In 2021, the Maison Ruinart Prize was awarded to Congolese photographer Gosette Lubondo. Given by Maison Ruinart in partnership with the Picto Foundation, this prize celebrates an emerging photographer selected from the “Curiosa” section of Paris.

 

Gosette Lubondo’s work was a reflection on memory, heritage, and time. The pieces produced during her residency were born from her encounter with the different places involved in the champagne making process. She was struck by the traces of history and time: the imprint of repeated pickaxe blows on the walls of the chalk crayères and the survival of ancestral winemaking know-how. Although the methods have been modernised, the process has remained fundamentally unchanged for three centuries; a process that relies on human hands and expert, ancestral gestures. True to her artistic style, Gosette involved herself in these rituals, a way of representing her own encounter with a universe previously unknown to her.

 

The exhibition was presented in the Ruinart Lounge on Fort Island.

 

Find out more about Maison Ruinart.
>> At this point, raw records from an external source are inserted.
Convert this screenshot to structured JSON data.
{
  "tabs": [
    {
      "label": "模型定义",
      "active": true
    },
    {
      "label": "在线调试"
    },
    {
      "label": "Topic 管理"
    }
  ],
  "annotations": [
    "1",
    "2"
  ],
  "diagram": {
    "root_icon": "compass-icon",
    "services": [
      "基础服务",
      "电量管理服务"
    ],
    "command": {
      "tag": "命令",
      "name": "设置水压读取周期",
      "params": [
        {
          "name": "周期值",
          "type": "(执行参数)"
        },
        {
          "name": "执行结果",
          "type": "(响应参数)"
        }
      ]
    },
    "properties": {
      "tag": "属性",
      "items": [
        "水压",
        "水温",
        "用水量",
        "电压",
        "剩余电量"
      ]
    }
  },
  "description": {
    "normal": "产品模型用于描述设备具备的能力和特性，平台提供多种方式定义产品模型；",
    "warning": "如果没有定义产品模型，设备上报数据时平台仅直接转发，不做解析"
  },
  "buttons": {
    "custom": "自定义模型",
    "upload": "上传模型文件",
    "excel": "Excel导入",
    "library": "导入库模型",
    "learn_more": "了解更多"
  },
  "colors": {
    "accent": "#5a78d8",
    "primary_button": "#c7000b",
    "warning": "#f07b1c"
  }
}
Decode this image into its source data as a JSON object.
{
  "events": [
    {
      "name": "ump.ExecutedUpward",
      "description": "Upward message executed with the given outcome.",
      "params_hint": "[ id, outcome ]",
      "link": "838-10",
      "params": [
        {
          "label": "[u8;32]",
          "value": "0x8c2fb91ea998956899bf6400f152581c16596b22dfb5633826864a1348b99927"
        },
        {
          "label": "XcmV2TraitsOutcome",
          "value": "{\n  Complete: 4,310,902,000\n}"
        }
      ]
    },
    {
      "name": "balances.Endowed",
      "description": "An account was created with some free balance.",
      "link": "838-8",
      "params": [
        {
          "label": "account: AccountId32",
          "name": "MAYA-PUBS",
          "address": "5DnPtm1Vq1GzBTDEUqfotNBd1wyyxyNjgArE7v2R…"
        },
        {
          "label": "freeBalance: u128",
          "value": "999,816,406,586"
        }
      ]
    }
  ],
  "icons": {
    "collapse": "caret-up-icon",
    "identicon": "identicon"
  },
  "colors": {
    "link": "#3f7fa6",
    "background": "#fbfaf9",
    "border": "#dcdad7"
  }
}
About the Artist

Born in 1993 in Kinshasa, in the Democratic Republic of Congo, where she still lives and works, Gosette Lubondo explores the memory of places that were once emblematic and have now fallen into disuse. She stages timeless characters to provoke reflection on time, heritage, and memory.

 

Born into a family of photographers, Gosette truly discovered photography at the age of 14. She entered the Academy of Fine Arts in Kinshasa when she was 18 and graduated in 2014. She made a name for herself two years later with her first series entitled “Imaginary Trip”, shot in a disused train in Kinshasa station.

 

In 2018, Gosette extended this «imaginary trip» to an all-but abandoned former school in Central Congo. This would become Imaginary Trip II, a series produced as part of the photographic residencies at the Musée du quai Branly-Jacques Chirac, Paris— acquired by the museum and exhibited in 2020 in the collective exhibition entitled, “Who is gazing”?